Meanwhile, on Refinery29, the comments exploded into a maelstrom of judge-y, catty comments, like one raising the superb philosophical question of whether it’s OK to kill a baby if it’s “free range” instead of sticking it in a cage. Come on now, people.
You would think going through all that trouble to skin your own pelts would give you some sort of dispensation from the usual screeching over killing animals.
Fur seems to strike a special cord in us. Why? Because we can almost recognize the animal in the fur coat as we pull it on? And yet, we wear leather boots, purses and belts. And we eat meat of all kinds.
Look, when it comes to fur, I treat it like I do any meat–with careful consideration. Call it being a conscious fur wearer. In my mind, if you judge your fur the same way you judge your meat, that gives you three options:
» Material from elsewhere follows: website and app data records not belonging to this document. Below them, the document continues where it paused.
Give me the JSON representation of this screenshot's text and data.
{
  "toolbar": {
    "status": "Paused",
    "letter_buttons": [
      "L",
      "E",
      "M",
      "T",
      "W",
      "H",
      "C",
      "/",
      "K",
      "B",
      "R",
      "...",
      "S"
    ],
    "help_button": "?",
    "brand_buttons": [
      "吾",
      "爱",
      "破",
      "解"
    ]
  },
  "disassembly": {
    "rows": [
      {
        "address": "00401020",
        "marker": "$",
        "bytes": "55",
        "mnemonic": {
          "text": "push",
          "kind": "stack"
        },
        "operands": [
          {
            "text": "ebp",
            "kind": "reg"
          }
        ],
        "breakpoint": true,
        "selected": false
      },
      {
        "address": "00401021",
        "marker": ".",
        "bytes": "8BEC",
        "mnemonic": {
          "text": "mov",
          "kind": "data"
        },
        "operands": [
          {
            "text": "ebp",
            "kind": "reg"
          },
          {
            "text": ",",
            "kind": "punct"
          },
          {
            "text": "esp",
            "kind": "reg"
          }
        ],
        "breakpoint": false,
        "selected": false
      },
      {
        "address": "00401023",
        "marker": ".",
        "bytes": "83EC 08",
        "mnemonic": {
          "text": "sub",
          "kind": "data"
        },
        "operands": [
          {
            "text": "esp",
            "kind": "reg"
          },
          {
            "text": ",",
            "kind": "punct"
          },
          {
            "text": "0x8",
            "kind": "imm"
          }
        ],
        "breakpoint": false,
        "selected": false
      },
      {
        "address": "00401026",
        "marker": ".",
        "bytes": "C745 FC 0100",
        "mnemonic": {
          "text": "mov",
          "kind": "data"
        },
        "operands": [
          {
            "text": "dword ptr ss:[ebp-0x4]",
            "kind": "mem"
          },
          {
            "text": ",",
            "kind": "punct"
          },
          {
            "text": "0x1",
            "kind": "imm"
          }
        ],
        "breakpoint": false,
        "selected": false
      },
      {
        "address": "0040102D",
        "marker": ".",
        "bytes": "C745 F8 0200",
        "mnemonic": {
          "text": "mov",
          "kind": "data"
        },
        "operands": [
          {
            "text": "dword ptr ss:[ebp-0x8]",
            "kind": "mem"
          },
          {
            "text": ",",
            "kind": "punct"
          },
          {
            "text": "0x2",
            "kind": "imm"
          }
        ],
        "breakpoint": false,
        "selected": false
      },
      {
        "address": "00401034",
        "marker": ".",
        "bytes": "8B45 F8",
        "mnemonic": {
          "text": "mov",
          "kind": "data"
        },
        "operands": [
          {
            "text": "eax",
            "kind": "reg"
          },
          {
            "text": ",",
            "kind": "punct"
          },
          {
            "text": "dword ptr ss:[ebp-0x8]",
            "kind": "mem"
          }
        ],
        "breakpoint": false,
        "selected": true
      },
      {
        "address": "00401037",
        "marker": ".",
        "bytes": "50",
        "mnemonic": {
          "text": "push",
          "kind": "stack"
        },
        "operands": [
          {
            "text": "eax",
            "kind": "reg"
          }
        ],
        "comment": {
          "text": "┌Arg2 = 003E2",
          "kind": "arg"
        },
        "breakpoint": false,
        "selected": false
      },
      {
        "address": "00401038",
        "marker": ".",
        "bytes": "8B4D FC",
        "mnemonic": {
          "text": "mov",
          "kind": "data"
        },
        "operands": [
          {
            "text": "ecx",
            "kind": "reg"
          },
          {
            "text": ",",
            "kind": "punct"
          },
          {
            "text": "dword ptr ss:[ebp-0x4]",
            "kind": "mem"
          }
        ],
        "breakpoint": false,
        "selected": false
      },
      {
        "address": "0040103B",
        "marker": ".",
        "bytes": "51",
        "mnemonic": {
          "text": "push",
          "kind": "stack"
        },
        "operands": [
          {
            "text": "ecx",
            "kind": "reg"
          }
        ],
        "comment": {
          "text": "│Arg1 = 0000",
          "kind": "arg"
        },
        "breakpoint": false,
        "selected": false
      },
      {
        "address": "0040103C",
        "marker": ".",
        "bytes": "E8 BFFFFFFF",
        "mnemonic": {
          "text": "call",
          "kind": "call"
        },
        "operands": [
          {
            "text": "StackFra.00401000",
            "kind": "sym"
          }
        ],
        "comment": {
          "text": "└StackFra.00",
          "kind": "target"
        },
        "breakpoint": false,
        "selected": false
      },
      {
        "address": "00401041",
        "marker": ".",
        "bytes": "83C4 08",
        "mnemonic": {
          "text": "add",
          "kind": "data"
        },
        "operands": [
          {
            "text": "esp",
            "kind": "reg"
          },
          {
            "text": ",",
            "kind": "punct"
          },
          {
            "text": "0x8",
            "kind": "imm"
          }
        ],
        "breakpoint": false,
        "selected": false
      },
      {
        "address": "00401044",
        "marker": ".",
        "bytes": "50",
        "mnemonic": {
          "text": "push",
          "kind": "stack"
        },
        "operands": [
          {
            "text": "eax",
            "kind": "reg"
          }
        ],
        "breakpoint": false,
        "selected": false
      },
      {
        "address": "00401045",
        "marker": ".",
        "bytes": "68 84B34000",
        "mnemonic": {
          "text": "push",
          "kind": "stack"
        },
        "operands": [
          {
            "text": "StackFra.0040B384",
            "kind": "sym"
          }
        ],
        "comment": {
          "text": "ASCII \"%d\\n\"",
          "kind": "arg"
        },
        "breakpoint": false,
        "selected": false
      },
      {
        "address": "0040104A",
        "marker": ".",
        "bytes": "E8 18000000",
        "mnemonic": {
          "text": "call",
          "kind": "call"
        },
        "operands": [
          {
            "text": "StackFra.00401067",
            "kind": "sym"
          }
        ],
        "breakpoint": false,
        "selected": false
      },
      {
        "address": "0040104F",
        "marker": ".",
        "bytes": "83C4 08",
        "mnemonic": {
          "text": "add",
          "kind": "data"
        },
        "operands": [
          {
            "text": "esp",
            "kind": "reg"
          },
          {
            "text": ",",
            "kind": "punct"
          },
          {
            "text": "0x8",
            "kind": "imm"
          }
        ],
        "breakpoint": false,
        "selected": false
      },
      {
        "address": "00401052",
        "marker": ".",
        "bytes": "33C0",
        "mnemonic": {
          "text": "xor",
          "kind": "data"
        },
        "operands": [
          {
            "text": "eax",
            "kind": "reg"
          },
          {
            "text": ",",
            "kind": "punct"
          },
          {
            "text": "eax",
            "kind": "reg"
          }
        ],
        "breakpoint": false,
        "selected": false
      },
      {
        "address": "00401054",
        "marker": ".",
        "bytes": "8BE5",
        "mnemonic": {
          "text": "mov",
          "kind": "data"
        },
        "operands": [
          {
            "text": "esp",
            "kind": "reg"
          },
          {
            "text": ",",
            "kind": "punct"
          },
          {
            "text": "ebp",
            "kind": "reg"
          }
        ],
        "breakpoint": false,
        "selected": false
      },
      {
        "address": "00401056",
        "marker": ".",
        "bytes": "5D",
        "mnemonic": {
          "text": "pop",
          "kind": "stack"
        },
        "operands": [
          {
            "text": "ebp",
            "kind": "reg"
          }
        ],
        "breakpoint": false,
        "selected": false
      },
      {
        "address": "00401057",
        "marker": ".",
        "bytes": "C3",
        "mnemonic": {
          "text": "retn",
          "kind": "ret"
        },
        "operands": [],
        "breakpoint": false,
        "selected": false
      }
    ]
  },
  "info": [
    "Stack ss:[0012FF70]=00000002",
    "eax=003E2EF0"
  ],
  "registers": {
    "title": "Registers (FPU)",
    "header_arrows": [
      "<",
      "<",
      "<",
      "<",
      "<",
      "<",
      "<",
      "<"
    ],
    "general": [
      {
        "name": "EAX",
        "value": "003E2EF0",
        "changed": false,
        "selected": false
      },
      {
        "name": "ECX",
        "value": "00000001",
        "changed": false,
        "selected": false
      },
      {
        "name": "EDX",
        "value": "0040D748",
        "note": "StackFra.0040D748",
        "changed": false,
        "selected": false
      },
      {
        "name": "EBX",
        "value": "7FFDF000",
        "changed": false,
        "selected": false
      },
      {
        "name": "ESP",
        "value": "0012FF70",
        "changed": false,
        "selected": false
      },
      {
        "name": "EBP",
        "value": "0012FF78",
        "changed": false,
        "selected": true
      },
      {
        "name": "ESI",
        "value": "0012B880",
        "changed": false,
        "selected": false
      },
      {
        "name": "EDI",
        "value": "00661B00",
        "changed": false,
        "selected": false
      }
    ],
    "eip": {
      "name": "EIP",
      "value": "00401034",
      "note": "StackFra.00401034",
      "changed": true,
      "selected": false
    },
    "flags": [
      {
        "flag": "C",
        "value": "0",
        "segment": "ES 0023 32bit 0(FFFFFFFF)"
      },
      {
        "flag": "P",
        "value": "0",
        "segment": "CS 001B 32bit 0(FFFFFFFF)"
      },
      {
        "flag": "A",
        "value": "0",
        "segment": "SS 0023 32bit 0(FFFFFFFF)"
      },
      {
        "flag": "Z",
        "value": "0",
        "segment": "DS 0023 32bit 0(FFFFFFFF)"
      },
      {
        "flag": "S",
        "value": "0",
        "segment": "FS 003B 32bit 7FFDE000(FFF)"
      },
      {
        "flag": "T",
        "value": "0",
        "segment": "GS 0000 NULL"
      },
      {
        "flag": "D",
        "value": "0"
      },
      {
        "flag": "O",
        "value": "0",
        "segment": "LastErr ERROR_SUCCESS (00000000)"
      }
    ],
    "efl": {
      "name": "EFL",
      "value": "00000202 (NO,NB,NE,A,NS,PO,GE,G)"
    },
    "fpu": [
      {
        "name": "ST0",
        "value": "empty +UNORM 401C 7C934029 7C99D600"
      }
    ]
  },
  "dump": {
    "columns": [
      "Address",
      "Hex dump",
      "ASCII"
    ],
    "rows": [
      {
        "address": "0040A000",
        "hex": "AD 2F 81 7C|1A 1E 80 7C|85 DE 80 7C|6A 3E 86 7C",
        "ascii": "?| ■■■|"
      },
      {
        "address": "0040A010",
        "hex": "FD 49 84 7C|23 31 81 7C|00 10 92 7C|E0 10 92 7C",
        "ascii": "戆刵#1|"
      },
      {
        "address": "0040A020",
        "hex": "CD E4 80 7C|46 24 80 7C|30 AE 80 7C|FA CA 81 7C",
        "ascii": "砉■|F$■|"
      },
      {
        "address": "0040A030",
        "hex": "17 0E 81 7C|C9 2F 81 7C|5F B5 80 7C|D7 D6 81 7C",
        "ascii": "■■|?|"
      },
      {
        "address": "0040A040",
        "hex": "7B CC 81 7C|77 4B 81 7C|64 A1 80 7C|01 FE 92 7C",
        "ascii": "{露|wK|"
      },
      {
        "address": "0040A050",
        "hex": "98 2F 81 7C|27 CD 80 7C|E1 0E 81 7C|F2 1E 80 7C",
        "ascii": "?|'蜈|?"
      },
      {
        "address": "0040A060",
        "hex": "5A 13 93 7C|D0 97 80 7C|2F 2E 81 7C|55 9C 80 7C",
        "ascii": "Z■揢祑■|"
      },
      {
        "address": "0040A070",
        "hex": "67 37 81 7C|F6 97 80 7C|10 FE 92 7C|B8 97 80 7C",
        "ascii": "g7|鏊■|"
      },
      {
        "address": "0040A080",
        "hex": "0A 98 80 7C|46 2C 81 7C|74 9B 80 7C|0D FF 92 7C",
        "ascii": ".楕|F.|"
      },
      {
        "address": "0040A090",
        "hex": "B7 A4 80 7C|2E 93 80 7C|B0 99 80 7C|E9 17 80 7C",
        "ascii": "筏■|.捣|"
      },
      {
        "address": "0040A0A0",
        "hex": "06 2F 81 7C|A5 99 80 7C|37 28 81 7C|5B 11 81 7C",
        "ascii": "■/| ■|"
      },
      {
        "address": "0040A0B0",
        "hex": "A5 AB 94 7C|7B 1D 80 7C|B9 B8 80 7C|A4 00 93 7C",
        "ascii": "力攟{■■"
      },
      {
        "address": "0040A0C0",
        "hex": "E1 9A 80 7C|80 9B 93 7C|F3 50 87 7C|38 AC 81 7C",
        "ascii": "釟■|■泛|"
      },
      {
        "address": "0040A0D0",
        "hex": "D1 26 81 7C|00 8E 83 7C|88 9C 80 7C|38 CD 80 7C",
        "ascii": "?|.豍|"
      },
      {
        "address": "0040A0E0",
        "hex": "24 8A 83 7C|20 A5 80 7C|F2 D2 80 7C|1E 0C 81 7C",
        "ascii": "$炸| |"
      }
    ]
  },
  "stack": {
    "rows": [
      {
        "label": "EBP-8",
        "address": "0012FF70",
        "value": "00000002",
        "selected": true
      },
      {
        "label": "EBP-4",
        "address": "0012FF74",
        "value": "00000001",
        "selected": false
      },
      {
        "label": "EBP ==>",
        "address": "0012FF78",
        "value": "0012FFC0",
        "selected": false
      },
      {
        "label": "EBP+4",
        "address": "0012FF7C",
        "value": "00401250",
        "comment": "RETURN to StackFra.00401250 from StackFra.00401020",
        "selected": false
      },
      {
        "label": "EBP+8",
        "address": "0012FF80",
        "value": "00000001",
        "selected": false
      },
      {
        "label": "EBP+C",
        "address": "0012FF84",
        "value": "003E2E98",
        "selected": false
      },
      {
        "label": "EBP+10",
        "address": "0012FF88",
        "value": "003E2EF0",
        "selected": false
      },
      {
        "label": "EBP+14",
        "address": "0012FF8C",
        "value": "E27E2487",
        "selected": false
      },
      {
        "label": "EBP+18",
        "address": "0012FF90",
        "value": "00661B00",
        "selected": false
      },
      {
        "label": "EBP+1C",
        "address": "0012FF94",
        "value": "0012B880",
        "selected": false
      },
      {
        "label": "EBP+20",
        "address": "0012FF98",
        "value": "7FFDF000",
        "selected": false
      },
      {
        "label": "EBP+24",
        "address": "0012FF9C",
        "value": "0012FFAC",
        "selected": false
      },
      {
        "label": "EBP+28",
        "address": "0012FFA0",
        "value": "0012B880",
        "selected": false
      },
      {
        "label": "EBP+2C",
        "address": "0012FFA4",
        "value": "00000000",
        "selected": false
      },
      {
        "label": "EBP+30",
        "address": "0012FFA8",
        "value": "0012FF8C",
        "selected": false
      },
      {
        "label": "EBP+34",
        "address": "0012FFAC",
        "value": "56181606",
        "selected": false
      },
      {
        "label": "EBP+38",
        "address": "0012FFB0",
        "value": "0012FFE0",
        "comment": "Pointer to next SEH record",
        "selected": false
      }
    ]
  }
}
1. Get yourself a used or vintage fur coat. They can be found in almost any consignment shop for a steal.
2. Go with the environmentally friendly nutria fur, which I wrote about for Huffington Post Green.
3. Go free range. Now, I don’t think it’s necessary to participate in the actual skinning of the animal, a la Jenni Avins, but if it were possible to secure a fur vest from the Greenmarket the way you can currently pick up a pork loin or sheepskin rug, I would be all over that option. As of right now, I’m not sure there is a way to do that, unfortunately.
As for myself, I have two faux fur vests, which I’m a little ill-at-ease with because they are synthetic. I have a fur coat I inherited from my mother (with mixed feelings). And I have a yummy, warm fur head piece I got as a gift that I believe is rabbit. I’m not chucking anything, but I don’t have plans to pick up anything new anytime soon.
What are your thoughts on killing your own fur? Would you ever do it for the sake of owning a conscious fur vest?